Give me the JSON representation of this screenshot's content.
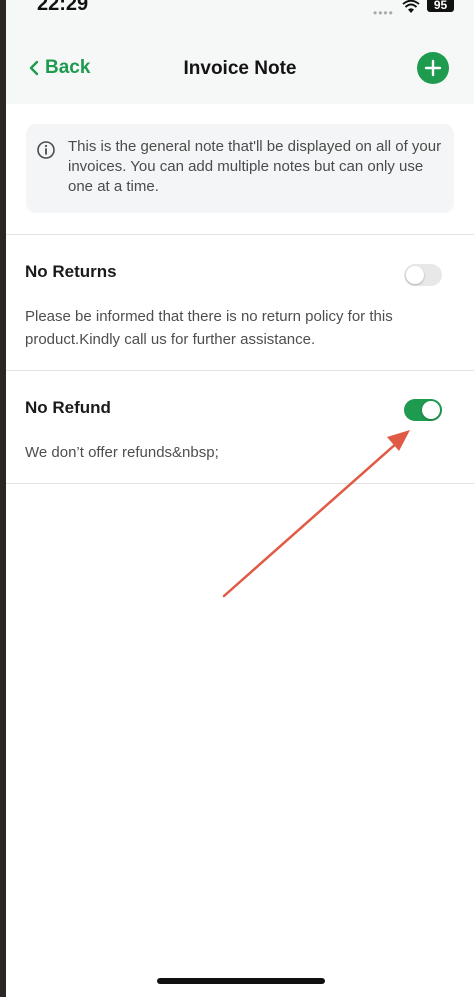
{
  "status_bar": {
    "time": "22:29",
    "battery": "95",
    "signal_icon": "signal-dots-icon",
    "wifi_icon": "wifi-icon"
  },
  "header": {
    "back_label": "Back",
    "title": "Invoice Note",
    "add_icon": "plus-icon"
  },
  "info": {
    "icon": "info-circle-icon",
    "text": "This is the general note that'll be displayed on all of your invoices. You can add multiple notes but can only use one at a time."
  },
  "notes": [
    {
      "title": "No Returns",
      "body": "Please be informed that there is no return policy for this product.Kindly call us for further assistance.",
      "enabled": false
    },
    {
      "title": "No Refund",
      "body": "We don’t offer refunds&nbsp;",
      "enabled": true
    }
  ],
  "colors": {
    "accent": "#1e9b4f",
    "annotation_arrow": "#e05a45"
  }
}
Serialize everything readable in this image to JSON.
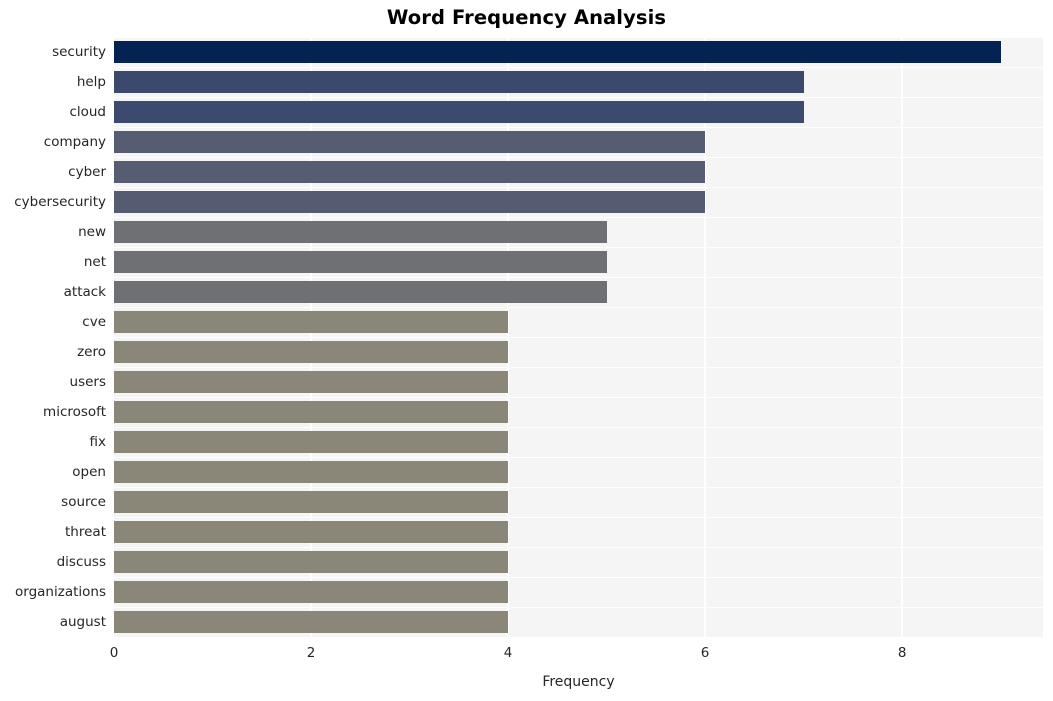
{
  "chart_data": {
    "type": "bar",
    "orientation": "horizontal",
    "title": "Word Frequency Analysis",
    "xlabel": "Frequency",
    "ylabel": "",
    "xlim": [
      0,
      9.43
    ],
    "xticks": [
      0,
      2,
      4,
      6,
      8
    ],
    "xticklabels": [
      "0",
      "2",
      "4",
      "6",
      "8"
    ],
    "grid": true,
    "grid_color": "#ffffff",
    "plot_background": "#f5f5f6",
    "figure_background": "#ffffff",
    "legend": "none",
    "categories": [
      "security",
      "help",
      "cloud",
      "company",
      "cyber",
      "cybersecurity",
      "new",
      "net",
      "attack",
      "cve",
      "zero",
      "users",
      "microsoft",
      "fix",
      "open",
      "source",
      "threat",
      "discuss",
      "organizations",
      "august"
    ],
    "values": [
      9,
      7,
      7,
      6,
      6,
      6,
      5,
      5,
      5,
      4,
      4,
      4,
      4,
      4,
      4,
      4,
      4,
      4,
      4,
      4
    ],
    "bar_colors": [
      "#042352",
      "#3c496e",
      "#3d4a70",
      "#565c72",
      "#565c72",
      "#555b71",
      "#6e7074",
      "#6e7074",
      "#6e7073",
      "#8a8778",
      "#8a8778",
      "#8a8778",
      "#8a8778",
      "#8a8778",
      "#8a8778",
      "#8a8778",
      "#8a8778",
      "#8a8778",
      "#8a8778",
      "#8a8778"
    ]
  }
}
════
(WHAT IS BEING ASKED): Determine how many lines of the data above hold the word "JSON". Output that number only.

(RESPONSE AREA): 2